Northern Tasmanian businesses that want to explore circular economy initiatives have been encouraged to apply to a new grants program.
The circular economy is about moving away from a “take it, make it, break it and bin it” lifecycle to one that reuses, repairs, repurposes and recycles and creates new value and business opportunities from waste and underutilised resources.
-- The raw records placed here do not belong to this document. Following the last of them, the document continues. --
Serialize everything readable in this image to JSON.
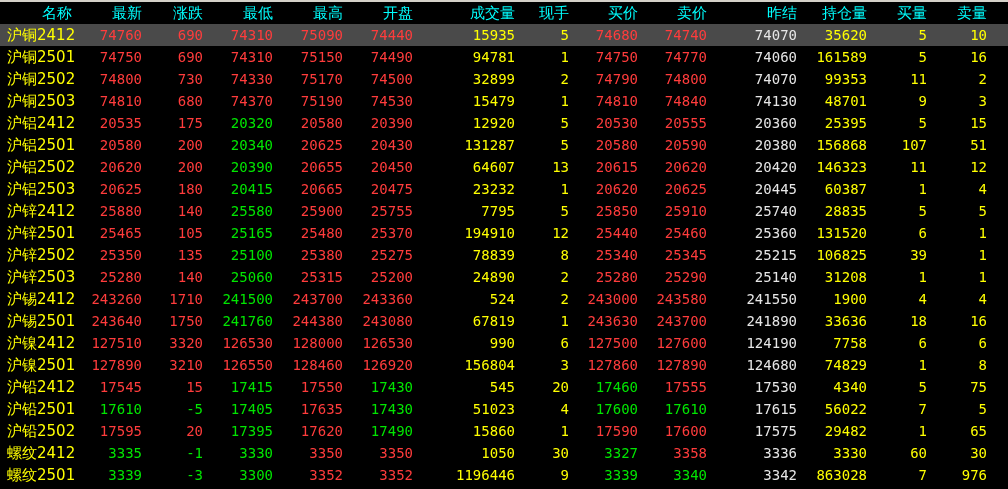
{
  "columns": [
    {
      "label": "名称",
      "kind": "name"
    },
    {
      "label": "最新",
      "kind": "price"
    },
    {
      "label": "涨跌",
      "kind": "price"
    },
    {
      "label": "最低",
      "kind": "price"
    },
    {
      "label": "最高",
      "kind": "price"
    },
    {
      "label": "开盘",
      "kind": "price"
    },
    {
      "label": "成交量",
      "kind": "volume"
    },
    {
      "label": "现手",
      "kind": "volume"
    },
    {
      "label": "买价",
      "kind": "price"
    },
    {
      "label": "卖价",
      "kind": "price"
    },
    {
      "label": "昨结",
      "kind": "ref"
    },
    {
      "label": "持仓量",
      "kind": "volume"
    },
    {
      "label": "买量",
      "kind": "volume"
    },
    {
      "label": "卖量",
      "kind": "volume"
    }
  ],
  "rows": [
    {
      "selected": true,
      "cells": [
        {
          "text": "沪铜2412"
        },
        {
          "text": "74760",
          "color": "#ff3c3c"
        },
        {
          "text": "690",
          "color": "#ff3c3c"
        },
        {
          "text": "74310",
          "color": "#ff3c3c"
        },
        {
          "text": "75090",
          "color": "#ff3c3c"
        },
        {
          "text": "74440",
          "color": "#ff3c3c"
        },
        {
          "text": "15935"
        },
        {
          "text": "5"
        },
        {
          "text": "74680",
          "color": "#ff3c3c"
        },
        {
          "text": "74740",
          "color": "#ff3c3c"
        },
        {
          "text": "74070"
        },
        {
          "text": "35620"
        },
        {
          "text": "5"
        },
        {
          "text": "10"
        }
      ]
    },
    {
      "selected": false,
      "cells": [
        {
          "text": "沪铜2501"
        },
        {
          "text": "74750",
          "color": "#ff3c3c"
        },
        {
          "text": "690",
          "color": "#ff3c3c"
        },
        {
          "text": "74310",
          "color": "#ff3c3c"
        },
        {
          "text": "75150",
          "color": "#ff3c3c"
        },
        {
          "text": "74490",
          "color": "#ff3c3c"
        },
        {
          "text": "94781"
        },
        {
          "text": "1"
        },
        {
          "text": "74750",
          "color": "#ff3c3c"
        },
        {
          "text": "74770",
          "color": "#ff3c3c"
        },
        {
          "text": "74060"
        },
        {
          "text": "161589"
        },
        {
          "text": "5"
        },
        {
          "text": "16"
        }
      ]
    },
    {
      "selected": false,
      "cells": [
        {
          "text": "沪铜2502"
        },
        {
          "text": "74800",
          "color": "#ff3c3c"
        },
        {
          "text": "730",
          "color": "#ff3c3c"
        },
        {
          "text": "74330",
          "color": "#ff3c3c"
        },
        {
          "text": "75170",
          "color": "#ff3c3c"
        },
        {
          "text": "74500",
          "color": "#ff3c3c"
        },
        {
          "text": "32899"
        },
        {
          "text": "2"
        },
        {
          "text": "74790",
          "color": "#ff3c3c"
        },
        {
          "text": "74800",
          "color": "#ff3c3c"
        },
        {
          "text": "74070"
        },
        {
          "text": "99353"
        },
        {
          "text": "11"
        },
        {
          "text": "2"
        }
      ]
    },
    {
      "selected": false,
      "cells": [
        {
          "text": "沪铜2503"
        },
        {
          "text": "74810",
          "color": "#ff3c3c"
        },
        {
          "text": "680",
          "color": "#ff3c3c"
        },
        {
          "text": "74370",
          "color": "#ff3c3c"
        },
        {
          "text": "75190",
          "color": "#ff3c3c"
        },
        {
          "text": "74530",
          "color": "#ff3c3c"
        },
        {
          "text": "15479"
        },
        {
          "text": "1"
        },
        {
          "text": "74810",
          "color": "#ff3c3c"
        },
        {
          "text": "74840",
          "color": "#ff3c3c"
        },
        {
          "text": "74130"
        },
        {
          "text": "48701"
        },
        {
          "text": "9"
        },
        {
          "text": "3"
        }
      ]
    },
    {
      "selected": false,
      "cells": [
        {
          "text": "沪铝2412"
        },
        {
          "text": "20535",
          "color": "#ff3c3c"
        },
        {
          "text": "175",
          "color": "#ff3c3c"
        },
        {
          "text": "20320",
          "color": "#00e600"
        },
        {
          "text": "20580",
          "color": "#ff3c3c"
        },
        {
          "text": "20390",
          "color": "#ff3c3c"
        },
        {
          "text": "12920"
        },
        {
          "text": "5"
        },
        {
          "text": "20530",
          "color": "#ff3c3c"
        },
        {
          "text": "20555",
          "color": "#ff3c3c"
        },
        {
          "text": "20360"
        },
        {
          "text": "25395"
        },
        {
          "text": "5"
        },
        {
          "text": "15"
        }
      ]
    },
    {
      "selected": false,
      "cells": [
        {
          "text": "沪铝2501"
        },
        {
          "text": "20580",
          "color": "#ff3c3c"
        },
        {
          "text": "200",
          "color": "#ff3c3c"
        },
        {
          "text": "20340",
          "color": "#00e600"
        },
        {
          "text": "20625",
          "color": "#ff3c3c"
        },
        {
          "text": "20430",
          "color": "#ff3c3c"
        },
        {
          "text": "131287"
        },
        {
          "text": "5"
        },
        {
          "text": "20580",
          "color": "#ff3c3c"
        },
        {
          "text": "20590",
          "color": "#ff3c3c"
        },
        {
          "text": "20380"
        },
        {
          "text": "156868"
        },
        {
          "text": "107"
        },
        {
          "text": "51"
        }
      ]
    },
    {
      "selected": false,
      "cells": [
        {
          "text": "沪铝2502"
        },
        {
          "text": "20620",
          "color": "#ff3c3c"
        },
        {
          "text": "200",
          "color": "#ff3c3c"
        },
        {
          "text": "20390",
          "color": "#00e600"
        },
        {
          "text": "20655",
          "color": "#ff3c3c"
        },
        {
          "text": "20450",
          "color": "#ff3c3c"
        },
        {
          "text": "64607"
        },
        {
          "text": "13"
        },
        {
          "text": "20615",
          "color": "#ff3c3c"
        },
        {
          "text": "20620",
          "color": "#ff3c3c"
        },
        {
          "text": "20420"
        },
        {
          "text": "146323"
        },
        {
          "text": "11"
        },
        {
          "text": "12"
        }
      ]
    },
    {
      "selected": false,
      "cells": [
        {
          "text": "沪铝2503"
        },
        {
          "text": "20625",
          "color": "#ff3c3c"
        },
        {
          "text": "180",
          "color": "#ff3c3c"
        },
        {
          "text": "20415",
          "color": "#00e600"
        },
        {
          "text": "20665",
          "color": "#ff3c3c"
        },
        {
          "text": "20475",
          "color": "#ff3c3c"
        },
        {
          "text": "23232"
        },
        {
          "text": "1"
        },
        {
          "text": "20620",
          "color": "#ff3c3c"
        },
        {
          "text": "20625",
          "color": "#ff3c3c"
        },
        {
          "text": "20445"
        },
        {
          "text": "60387"
        },
        {
          "text": "1"
        },
        {
          "text": "4"
        }
      ]
    },
    {
      "selected": false,
      "cells": [
        {
          "text": "沪锌2412"
        },
        {
          "text": "25880",
          "color": "#ff3c3c"
        },
        {
          "text": "140",
          "color": "#ff3c3c"
        },
        {
          "text": "25580",
          "color": "#00e600"
        },
        {
          "text": "25900",
          "color": "#ff3c3c"
        },
        {
          "text": "25755",
          "color": "#ff3c3c"
        },
        {
          "text": "7795"
        },
        {
          "text": "5"
        },
        {
          "text": "25850",
          "color": "#ff3c3c"
        },
        {
          "text": "25910",
          "color": "#ff3c3c"
        },
        {
          "text": "25740"
        },
        {
          "text": "28835"
        },
        {
          "text": "5"
        },
        {
          "text": "5"
        }
      ]
    },
    {
      "selected": false,
      "cells": [
        {
          "text": "沪锌2501"
        },
        {
          "text": "25465",
          "color": "#ff3c3c"
        },
        {
          "text": "105",
          "color": "#ff3c3c"
        },
        {
          "text": "25165",
          "color": "#00e600"
        },
        {
          "text": "25480",
          "color": "#ff3c3c"
        },
        {
          "text": "25370",
          "color": "#ff3c3c"
        },
        {
          "text": "194910"
        },
        {
          "text": "12"
        },
        {
          "text": "25440",
          "color": "#ff3c3c"
        },
        {
          "text": "25460",
          "color": "#ff3c3c"
        },
        {
          "text": "25360"
        },
        {
          "text": "131520"
        },
        {
          "text": "6"
        },
        {
          "text": "1"
        }
      ]
    },
    {
      "selected": false,
      "cells": [
        {
          "text": "沪锌2502"
        },
        {
          "text": "25350",
          "color": "#ff3c3c"
        },
        {
          "text": "135",
          "color": "#ff3c3c"
        },
        {
          "text": "25100",
          "color": "#00e600"
        },
        {
          "text": "25380",
          "color": "#ff3c3c"
        },
        {
          "text": "25275",
          "color": "#ff3c3c"
        },
        {
          "text": "78839"
        },
        {
          "text": "8"
        },
        {
          "text": "25340",
          "color": "#ff3c3c"
        },
        {
          "text": "25345",
          "color": "#ff3c3c"
        },
        {
          "text": "25215"
        },
        {
          "text": "106825"
        },
        {
          "text": "39"
        },
        {
          "text": "1"
        }
      ]
    },
    {
      "selected": false,
      "cells": [
        {
          "text": "沪锌2503"
        },
        {
          "text": "25280",
          "color": "#ff3c3c"
        },
        {
          "text": "140",
          "color": "#ff3c3c"
        },
        {
          "text": "25060",
          "color": "#00e600"
        },
        {
          "text": "25315",
          "color": "#ff3c3c"
        },
        {
          "text": "25200",
          "color": "#ff3c3c"
        },
        {
          "text": "24890"
        },
        {
          "text": "2"
        },
        {
          "text": "25280",
          "color": "#ff3c3c"
        },
        {
          "text": "25290",
          "color": "#ff3c3c"
        },
        {
          "text": "25140"
        },
        {
          "text": "31208"
        },
        {
          "text": "1"
        },
        {
          "text": "1"
        }
      ]
    },
    {
      "selected": false,
      "cells": [
        {
          "text": "沪锡2412"
        },
        {
          "text": "243260",
          "color": "#ff3c3c"
        },
        {
          "text": "1710",
          "color": "#ff3c3c"
        },
        {
          "text": "241500",
          "color": "#00e600"
        },
        {
          "text": "243700",
          "color": "#ff3c3c"
        },
        {
          "text": "243360",
          "color": "#ff3c3c"
        },
        {
          "text": "524"
        },
        {
          "text": "2"
        },
        {
          "text": "243000",
          "color": "#ff3c3c"
        },
        {
          "text": "243580",
          "color": "#ff3c3c"
        },
        {
          "text": "241550"
        },
        {
          "text": "1900"
        },
        {
          "text": "4"
        },
        {
          "text": "4"
        }
      ]
    },
    {
      "selected": false,
      "cells": [
        {
          "text": "沪锡2501"
        },
        {
          "text": "243640",
          "color": "#ff3c3c"
        },
        {
          "text": "1750",
          "color": "#ff3c3c"
        },
        {
          "text": "241760",
          "color": "#00e600"
        },
        {
          "text": "244380",
          "color": "#ff3c3c"
        },
        {
          "text": "243080",
          "color": "#ff3c3c"
        },
        {
          "text": "67819"
        },
        {
          "text": "1"
        },
        {
          "text": "243630",
          "color": "#ff3c3c"
        },
        {
          "text": "243700",
          "color": "#ff3c3c"
        },
        {
          "text": "241890"
        },
        {
          "text": "33636"
        },
        {
          "text": "18"
        },
        {
          "text": "16"
        }
      ]
    },
    {
      "selected": false,
      "cells": [
        {
          "text": "沪镍2412"
        },
        {
          "text": "127510",
          "color": "#ff3c3c"
        },
        {
          "text": "3320",
          "color": "#ff3c3c"
        },
        {
          "text": "126530",
          "color": "#ff3c3c"
        },
        {
          "text": "128000",
          "color": "#ff3c3c"
        },
        {
          "text": "126530",
          "color": "#ff3c3c"
        },
        {
          "text": "990"
        },
        {
          "text": "6"
        },
        {
          "text": "127500",
          "color": "#ff3c3c"
        },
        {
          "text": "127600",
          "color": "#ff3c3c"
        },
        {
          "text": "124190"
        },
        {
          "text": "7758"
        },
        {
          "text": "6"
        },
        {
          "text": "6"
        }
      ]
    },
    {
      "selected": false,
      "cells": [
        {
          "text": "沪镍2501"
        },
        {
          "text": "127890",
          "color": "#ff3c3c"
        },
        {
          "text": "3210",
          "color": "#ff3c3c"
        },
        {
          "text": "126550",
          "color": "#ff3c3c"
        },
        {
          "text": "128460",
          "color": "#ff3c3c"
        },
        {
          "text": "126920",
          "color": "#ff3c3c"
        },
        {
          "text": "156804"
        },
        {
          "text": "3"
        },
        {
          "text": "127860",
          "color": "#ff3c3c"
        },
        {
          "text": "127890",
          "color": "#ff3c3c"
        },
        {
          "text": "124680"
        },
        {
          "text": "74829"
        },
        {
          "text": "1"
        },
        {
          "text": "8"
        }
      ]
    },
    {
      "selected": false,
      "cells": [
        {
          "text": "沪铅2412"
        },
        {
          "text": "17545",
          "color": "#ff3c3c"
        },
        {
          "text": "15",
          "color": "#ff3c3c"
        },
        {
          "text": "17415",
          "color": "#00e600"
        },
        {
          "text": "17550",
          "color": "#ff3c3c"
        },
        {
          "text": "17430",
          "color": "#00e600"
        },
        {
          "text": "545"
        },
        {
          "text": "20"
        },
        {
          "text": "17460",
          "color": "#00e600"
        },
        {
          "text": "17555",
          "color": "#ff3c3c"
        },
        {
          "text": "17530"
        },
        {
          "text": "4340"
        },
        {
          "text": "5"
        },
        {
          "text": "75"
        }
      ]
    },
    {
      "selected": false,
      "cells": [
        {
          "text": "沪铅2501"
        },
        {
          "text": "17610",
          "color": "#00e600"
        },
        {
          "text": "-5",
          "color": "#00e600"
        },
        {
          "text": "17405",
          "color": "#00e600"
        },
        {
          "text": "17635",
          "color": "#ff3c3c"
        },
        {
          "text": "17430",
          "color": "#00e600"
        },
        {
          "text": "51023"
        },
        {
          "text": "4"
        },
        {
          "text": "17600",
          "color": "#00e600"
        },
        {
          "text": "17610",
          "color": "#00e600"
        },
        {
          "text": "17615"
        },
        {
          "text": "56022"
        },
        {
          "text": "7"
        },
        {
          "text": "5"
        }
      ]
    },
    {
      "selected": false,
      "cells": [
        {
          "text": "沪铅2502"
        },
        {
          "text": "17595",
          "color": "#ff3c3c"
        },
        {
          "text": "20",
          "color": "#ff3c3c"
        },
        {
          "text": "17395",
          "color": "#00e600"
        },
        {
          "text": "17620",
          "color": "#ff3c3c"
        },
        {
          "text": "17490",
          "color": "#00e600"
        },
        {
          "text": "15860"
        },
        {
          "text": "1"
        },
        {
          "text": "17590",
          "color": "#ff3c3c"
        },
        {
          "text": "17600",
          "color": "#ff3c3c"
        },
        {
          "text": "17575"
        },
        {
          "text": "29482"
        },
        {
          "text": "1"
        },
        {
          "text": "65"
        }
      ]
    },
    {
      "selected": false,
      "cells": [
        {
          "text": "螺纹2412"
        },
        {
          "text": "3335",
          "color": "#00e600"
        },
        {
          "text": "-1",
          "color": "#00e600"
        },
        {
          "text": "3330",
          "color": "#00e600"
        },
        {
          "text": "3350",
          "color": "#ff3c3c"
        },
        {
          "text": "3350",
          "color": "#ff3c3c"
        },
        {
          "text": "1050"
        },
        {
          "text": "30"
        },
        {
          "text": "3327",
          "color": "#00e600"
        },
        {
          "text": "3358",
          "color": "#ff3c3c"
        },
        {
          "text": "3336"
        },
        {
          "text": "3330"
        },
        {
          "text": "60"
        },
        {
          "text": "30"
        }
      ]
    },
    {
      "selected": false,
      "cells": [
        {
          "text": "螺纹2501"
        },
        {
          "text": "3339",
          "color": "#00e600"
        },
        {
          "text": "-3",
          "color": "#00e600"
        },
        {
          "text": "3300",
          "color": "#00e600"
        },
        {
          "text": "3352",
          "color": "#ff3c3c"
        },
        {
          "text": "3352",
          "color": "#ff3c3c"
        },
        {
          "text": "1196446"
        },
        {
          "text": "9"
        },
        {
          "text": "3339",
          "color": "#00e600"
        },
        {
          "text": "3340",
          "color": "#00e600"
        },
        {
          "text": "3342"
        },
        {
          "text": "863028"
        },
        {
          "text": "7"
        },
        {
          "text": "976"
        }
      ]
    }
  ]
}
Grants of up to $30,000 were awarded to businesses with circular economy initiatives that showed a benefit to the region.
The grants are a COVID19 care and recovery initiative from local government in the North, building off the existing work of the Northern Tasmania Waste Management Group and delivered in partnership with Northern Tasmania Development Corporation.
“It’s very exciting to be working with NTDC and other Councils on an initiative which is aimed at prompting some new ways of thinking about re-use and waste in Northern Tasmania,” Mayor van Zetten said.
“As a direct result of the City of Launceston’s Community Care and Recovery Package we’ve been able to start this important conversation with other Northern Tasmanian Councils, and I’m really looking forward to seeing the grants application process kicking off.”
West Tamar Council Mayor and Local Government Association of Tasmania president Christina Holmdahl said the grants were an example of councils continuing to provide innovative economic recovery pathways.
“Local government has been working extremely hard on recovery opportunities and we see these grants as a way for businesses to innovate, diversify and update their processes with a circular economy viewpoint,” Councillor Holmdahl said. “I’d encourage any business with an idea to investigate the grants program as the opportunity in this space is tremendous.”
NTWMG chairman and George Town Council general manager Shane Power said the grants were another example of Councils and the NTWMG driving innovation to deliver positive environmental outcomes and facilitate new economic activity.
“We are confident the grants will attract entrepreneurs seeking funds to make value from materials that may have otherwise ended up in landfill or stockpiles, therefore, maximising their lifespan,” Mr Power said. “We also envisage businesses from various sectors will be able to use the funding to invest in areas such as product design, plant and equipment and process improvements in the manufacturing of products.”
Mr Power added any business could improve its bottom line by avoiding costs associated with waste disposal, improving their production processes, increasing the lifespan of materials, realising value by re-purposing or even monetising materials that may be by-products or surplus to existing product developments.
The grants will be delivered by NTWMG in partnership with Northern Tasmania Development Corporation. NTDC chief executive Mark Baker said the benefits of a circular economy approach were three-fold.
“Moving from a linear economy to a circular economy is a win-win-win,” Mr Baker said. “It’s a win for the environment as it reduces the amount of waste going into landfill, carbon going into the atmosphere and water going down the drain.
“It’s a win for business as they either reuse more of their resource or get access to cheaper resource from other businesses’ waste, which saves money. And it’s a win for jobs with circular economy innovations offering new opportunities in industry.”
The grants are open to businesses in George Town, Launceston, West Tamar, Northern Midlands, Flinders Island, Dorset, Break O’Day and Meander Valley council regions.